Data about app and page elements

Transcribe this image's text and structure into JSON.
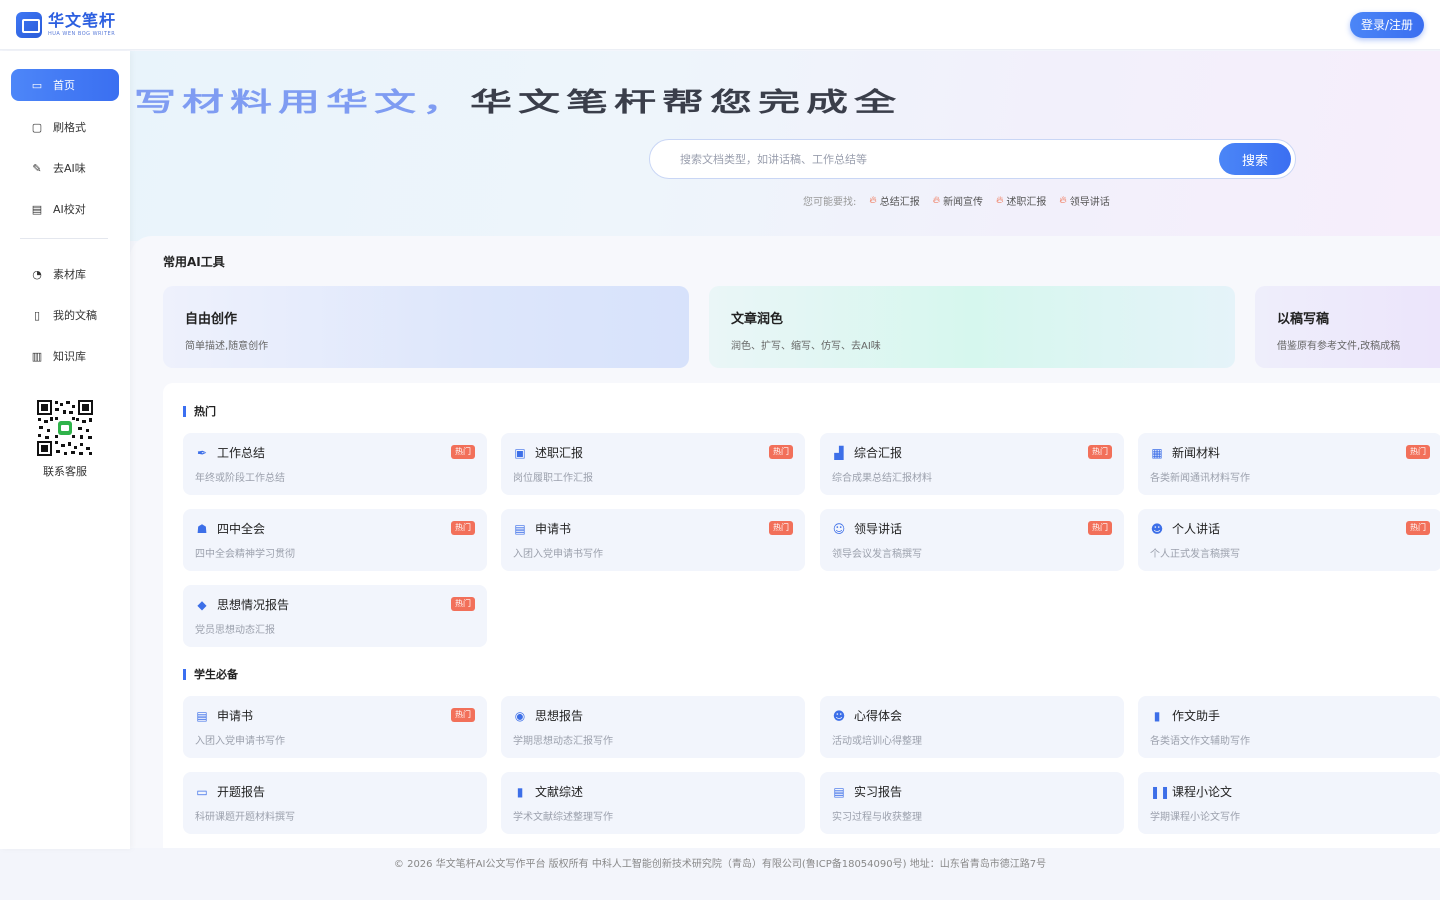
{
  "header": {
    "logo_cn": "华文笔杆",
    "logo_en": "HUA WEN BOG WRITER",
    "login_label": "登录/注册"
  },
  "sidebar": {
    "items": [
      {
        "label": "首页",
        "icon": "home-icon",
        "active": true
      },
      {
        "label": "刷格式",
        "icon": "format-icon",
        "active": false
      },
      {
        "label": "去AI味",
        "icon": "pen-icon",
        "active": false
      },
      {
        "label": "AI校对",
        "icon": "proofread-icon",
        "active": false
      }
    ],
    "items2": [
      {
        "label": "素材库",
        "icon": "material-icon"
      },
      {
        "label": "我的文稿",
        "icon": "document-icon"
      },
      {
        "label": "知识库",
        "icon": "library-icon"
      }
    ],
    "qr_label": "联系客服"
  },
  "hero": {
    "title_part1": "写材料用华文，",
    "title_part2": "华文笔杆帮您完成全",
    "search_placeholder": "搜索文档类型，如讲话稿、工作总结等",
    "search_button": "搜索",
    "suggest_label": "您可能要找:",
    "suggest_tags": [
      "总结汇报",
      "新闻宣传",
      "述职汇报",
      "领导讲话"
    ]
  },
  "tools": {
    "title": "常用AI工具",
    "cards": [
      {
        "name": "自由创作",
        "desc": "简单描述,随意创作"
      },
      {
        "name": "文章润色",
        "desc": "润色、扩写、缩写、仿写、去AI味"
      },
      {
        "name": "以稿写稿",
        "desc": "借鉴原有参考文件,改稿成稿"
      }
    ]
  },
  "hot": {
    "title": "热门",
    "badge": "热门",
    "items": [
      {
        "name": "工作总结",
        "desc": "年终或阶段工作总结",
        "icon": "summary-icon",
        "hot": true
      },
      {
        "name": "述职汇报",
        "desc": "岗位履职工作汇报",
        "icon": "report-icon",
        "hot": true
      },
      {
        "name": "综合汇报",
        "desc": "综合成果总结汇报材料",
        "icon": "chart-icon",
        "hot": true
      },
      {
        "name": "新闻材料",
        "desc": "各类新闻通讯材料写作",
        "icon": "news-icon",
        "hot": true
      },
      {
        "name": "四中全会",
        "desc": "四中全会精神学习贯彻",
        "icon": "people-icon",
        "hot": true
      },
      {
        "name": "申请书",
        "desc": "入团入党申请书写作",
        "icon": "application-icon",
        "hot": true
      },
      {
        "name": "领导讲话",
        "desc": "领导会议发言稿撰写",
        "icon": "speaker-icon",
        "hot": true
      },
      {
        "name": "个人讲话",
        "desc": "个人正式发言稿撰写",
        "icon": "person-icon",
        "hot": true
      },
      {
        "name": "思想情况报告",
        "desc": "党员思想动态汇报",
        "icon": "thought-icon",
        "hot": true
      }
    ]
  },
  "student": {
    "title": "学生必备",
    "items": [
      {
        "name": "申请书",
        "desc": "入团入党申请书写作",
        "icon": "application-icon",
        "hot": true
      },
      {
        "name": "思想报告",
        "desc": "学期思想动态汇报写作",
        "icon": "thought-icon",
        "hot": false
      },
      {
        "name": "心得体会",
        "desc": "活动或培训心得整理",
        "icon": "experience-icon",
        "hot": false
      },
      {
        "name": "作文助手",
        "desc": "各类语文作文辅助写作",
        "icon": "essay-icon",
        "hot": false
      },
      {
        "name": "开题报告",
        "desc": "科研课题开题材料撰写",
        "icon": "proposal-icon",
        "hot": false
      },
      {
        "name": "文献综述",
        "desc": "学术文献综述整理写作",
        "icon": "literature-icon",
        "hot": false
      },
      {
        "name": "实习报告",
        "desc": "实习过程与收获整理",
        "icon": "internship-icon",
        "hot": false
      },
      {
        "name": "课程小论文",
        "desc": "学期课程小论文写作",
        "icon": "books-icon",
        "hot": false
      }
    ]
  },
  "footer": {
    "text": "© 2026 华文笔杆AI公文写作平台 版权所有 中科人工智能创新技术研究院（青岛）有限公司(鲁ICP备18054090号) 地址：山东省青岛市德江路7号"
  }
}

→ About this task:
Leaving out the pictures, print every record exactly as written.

→ Answer area:
Transcribe this image's text and structure into JSON.
{
  "header": {
    "logo_cn": "华文笔杆",
    "logo_en": "HUA WEN BOG WRITER",
    "login_label": "登录/注册"
  },
  "sidebar": {
    "items": [
      {
        "label": "首页",
        "icon": "home-icon",
        "active": true
      },
      {
        "label": "刷格式",
        "icon": "format-icon",
        "active": false
      },
      {
        "label": "去AI味",
        "icon": "pen-icon",
        "active": false
      },
      {
        "label": "AI校对",
        "icon": "proofread-icon",
        "active": false
      }
    ],
    "items2": [
      {
        "label": "素材库",
        "icon": "material-icon"
      },
      {
        "label": "我的文稿",
        "icon": "document-icon"
      },
      {
        "label": "知识库",
        "icon": "library-icon"
      }
    ],
    "qr_label": "联系客服"
  },
  "hero": {
    "title_part1": "写材料用华文，",
    "title_part2": "华文笔杆帮您完成全",
    "search_placeholder": "搜索文档类型，如讲话稿、工作总结等",
    "search_button": "搜索",
    "suggest_label": "您可能要找:",
    "suggest_tags": [
      "总结汇报",
      "新闻宣传",
      "述职汇报",
      "领导讲话"
    ]
  },
  "tools": {
    "title": "常用AI工具",
    "cards": [
      {
        "name": "自由创作",
        "desc": "简单描述,随意创作"
      },
      {
        "name": "文章润色",
        "desc": "润色、扩写、缩写、仿写、去AI味"
      },
      {
        "name": "以稿写稿",
        "desc": "借鉴原有参考文件,改稿成稿"
      }
    ]
  },
  "hot": {
    "title": "热门",
    "badge": "热门",
    "items": [
      {
        "name": "工作总结",
        "desc": "年终或阶段工作总结",
        "icon": "summary-icon",
        "hot": true
      },
      {
        "name": "述职汇报",
        "desc": "岗位履职工作汇报",
        "icon": "report-icon",
        "hot": true
      },
      {
        "name": "综合汇报",
        "desc": "综合成果总结汇报材料",
        "icon": "chart-icon",
        "hot": true
      },
      {
        "name": "新闻材料",
        "desc": "各类新闻通讯材料写作",
        "icon": "news-icon",
        "hot": true
      },
      {
        "name": "四中全会",
        "desc": "四中全会精神学习贯彻",
        "icon": "people-icon",
        "hot": true
      },
      {
        "name": "申请书",
        "desc": "入团入党申请书写作",
        "icon": "application-icon",
        "hot": true
      },
      {
        "name": "领导讲话",
        "desc": "领导会议发言稿撰写",
        "icon": "speaker-icon",
        "hot": true
      },
      {
        "name": "个人讲话",
        "desc": "个人正式发言稿撰写",
        "icon": "person-icon",
        "hot": true
      },
      {
        "name": "思想情况报告",
        "desc": "党员思想动态汇报",
        "icon": "thought-icon",
        "hot": true
      }
    ]
  },
  "student": {
    "title": "学生必备",
    "items": [
      {
        "name": "申请书",
        "desc": "入团入党申请书写作",
        "icon": "application-icon",
        "hot": true
      },
      {
        "name": "思想报告",
        "desc": "学期思想动态汇报写作",
        "icon": "thought-icon",
        "hot": false
      },
      {
        "name": "心得体会",
        "desc": "活动或培训心得整理",
        "icon": "experience-icon",
        "hot": false
      },
      {
        "name": "作文助手",
        "desc": "各类语文作文辅助写作",
        "icon": "essay-icon",
        "hot": false
      },
      {
        "name": "开题报告",
        "desc": "科研课题开题材料撰写",
        "icon": "proposal-icon",
        "hot": false
      },
      {
        "name": "文献综述",
        "desc": "学术文献综述整理写作",
        "icon": "literature-icon",
        "hot": false
      },
      {
        "name": "实习报告",
        "desc": "实习过程与收获整理",
        "icon": "internship-icon",
        "hot": false
      },
      {
        "name": "课程小论文",
        "desc": "学期课程小论文写作",
        "icon": "books-icon",
        "hot": false
      }
    ]
  },
  "footer": {
    "text": "© 2026 华文笔杆AI公文写作平台 版权所有 中科人工智能创新技术研究院（青岛）有限公司(鲁ICP备18054090号) 地址：山东省青岛市德江路7号"
  }
}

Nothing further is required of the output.